tech at gordonbanner.me.uk
Wed Jan 23 11:43:41 GMT 2013
On 23/01/2013 10:34, Adrian Howard wrote:
> 1) Consider Certified Scrum Master course.
> The certification itself is pretty useless as a signifier of skill -
> it basically just means you attended a two day course - but the
> courses themselves tend to be quite useful.
That was my experience - a very good and throught-provoking 2 days
followed by a laughably trivial quiz.
> 2) General Assembly and Skills Matters
> http://skillsmatter.com/ & http://generalassemb.ly/
> They both do free/cheapish courses with good presenters. Might be
> worth dipping a toe in here.
+1 for SkillsMatter. I've done a number of courses there and they pride
themselves on covering topics which are at the leading edge, ie if you
start hearing a buzz about something, they're just about to run a
course. They don't have a permanent team of fulltime trainers - their
trainers tend to be committers on the project you're learning about ...

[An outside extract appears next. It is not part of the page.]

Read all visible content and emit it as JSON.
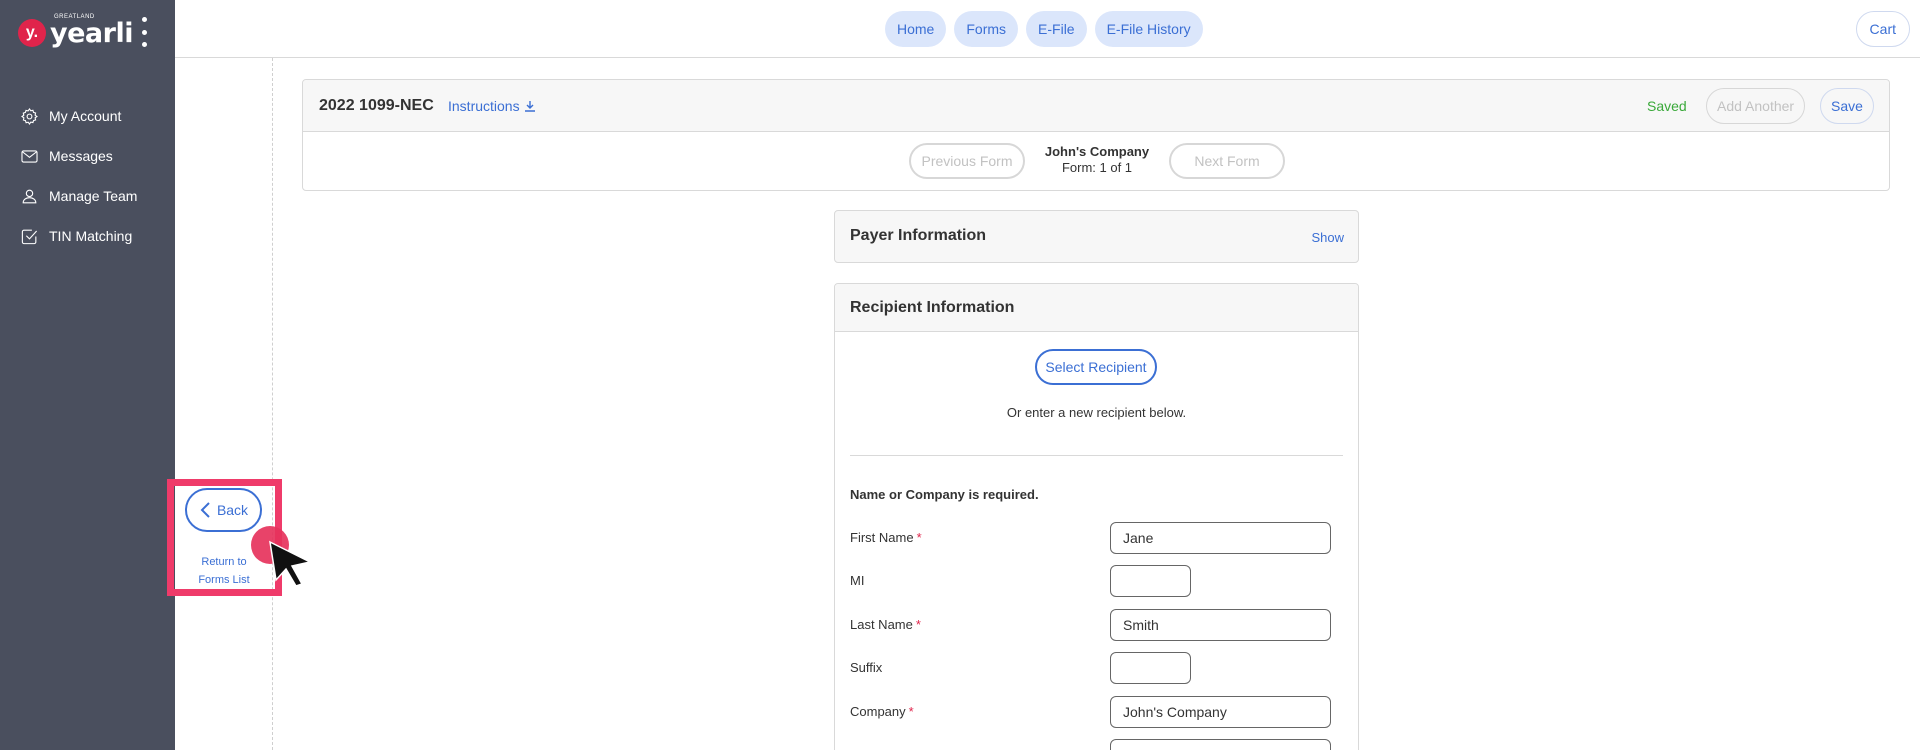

perhaps less polished but at a different level for depth of knowledge.
Going back to the original question:
> I'd like to grasp a decent methodology. From what I've seen

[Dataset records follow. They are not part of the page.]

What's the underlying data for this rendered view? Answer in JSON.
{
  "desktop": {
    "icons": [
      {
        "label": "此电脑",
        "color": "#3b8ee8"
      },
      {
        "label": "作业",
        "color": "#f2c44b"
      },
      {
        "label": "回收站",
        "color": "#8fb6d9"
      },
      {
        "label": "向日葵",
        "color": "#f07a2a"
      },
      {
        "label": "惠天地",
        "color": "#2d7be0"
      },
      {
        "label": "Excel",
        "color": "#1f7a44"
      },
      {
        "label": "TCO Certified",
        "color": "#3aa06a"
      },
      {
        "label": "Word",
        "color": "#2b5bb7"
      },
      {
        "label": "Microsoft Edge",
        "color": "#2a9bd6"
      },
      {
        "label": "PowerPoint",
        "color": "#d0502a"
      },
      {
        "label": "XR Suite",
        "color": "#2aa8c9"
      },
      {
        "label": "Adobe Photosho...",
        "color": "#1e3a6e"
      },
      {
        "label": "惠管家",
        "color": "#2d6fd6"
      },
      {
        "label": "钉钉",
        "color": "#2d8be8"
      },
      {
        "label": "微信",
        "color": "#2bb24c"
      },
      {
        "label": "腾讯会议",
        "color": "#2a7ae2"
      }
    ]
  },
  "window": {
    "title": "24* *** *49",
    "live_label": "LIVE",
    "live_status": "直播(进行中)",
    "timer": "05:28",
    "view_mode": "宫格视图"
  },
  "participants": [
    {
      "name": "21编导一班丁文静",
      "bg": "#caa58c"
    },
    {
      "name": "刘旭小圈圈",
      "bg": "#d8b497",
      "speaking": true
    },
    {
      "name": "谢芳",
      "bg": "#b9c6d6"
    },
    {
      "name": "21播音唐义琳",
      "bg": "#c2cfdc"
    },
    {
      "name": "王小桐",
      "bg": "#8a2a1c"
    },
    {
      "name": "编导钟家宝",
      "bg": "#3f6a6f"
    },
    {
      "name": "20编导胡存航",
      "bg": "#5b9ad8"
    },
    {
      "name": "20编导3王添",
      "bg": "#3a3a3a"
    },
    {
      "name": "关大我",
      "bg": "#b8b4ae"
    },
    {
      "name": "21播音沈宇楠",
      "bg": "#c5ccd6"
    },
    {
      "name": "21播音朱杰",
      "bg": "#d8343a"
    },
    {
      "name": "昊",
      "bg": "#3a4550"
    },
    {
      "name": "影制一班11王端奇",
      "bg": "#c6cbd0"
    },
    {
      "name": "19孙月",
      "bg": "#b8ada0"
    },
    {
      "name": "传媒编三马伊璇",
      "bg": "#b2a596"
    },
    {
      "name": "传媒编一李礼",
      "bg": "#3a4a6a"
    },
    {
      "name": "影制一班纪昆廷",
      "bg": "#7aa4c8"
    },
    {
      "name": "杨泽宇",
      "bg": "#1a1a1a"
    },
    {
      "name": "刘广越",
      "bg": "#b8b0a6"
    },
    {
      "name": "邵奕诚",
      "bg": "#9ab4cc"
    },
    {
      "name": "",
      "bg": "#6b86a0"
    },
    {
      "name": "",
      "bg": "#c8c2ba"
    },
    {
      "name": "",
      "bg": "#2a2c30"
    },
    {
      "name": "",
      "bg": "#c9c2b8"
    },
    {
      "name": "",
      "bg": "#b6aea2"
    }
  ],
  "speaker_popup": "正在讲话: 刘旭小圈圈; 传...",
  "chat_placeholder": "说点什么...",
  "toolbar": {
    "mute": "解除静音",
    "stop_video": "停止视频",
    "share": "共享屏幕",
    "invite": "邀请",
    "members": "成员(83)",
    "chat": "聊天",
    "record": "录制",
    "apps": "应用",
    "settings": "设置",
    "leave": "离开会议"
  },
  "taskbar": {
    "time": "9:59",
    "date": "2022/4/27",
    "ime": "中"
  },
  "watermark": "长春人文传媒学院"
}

> that would be Agile.
You may need to decide what are you trying to achieve exactly. I think
the Scrum approach is a breath of fresh air after years of over-rigid
project planning. But Scrum is more about managing development work,
rather than "project management" as such.
Basically, Scrum & other Agile approaches tend to start from the view
that a traditional project plan with a 2-year delivery date is doomed to
failure, and does more harm than good. But this may not be what
"management" want to hear, and the sorts of places that advertise for a
Project Manager role probably still want someone with PRINCE and a nice
line in oversized pert charts.
My feeling would be to go on the Scrum course and avoid the places that
want PRINCE, but YMMV.
More information about the london.pm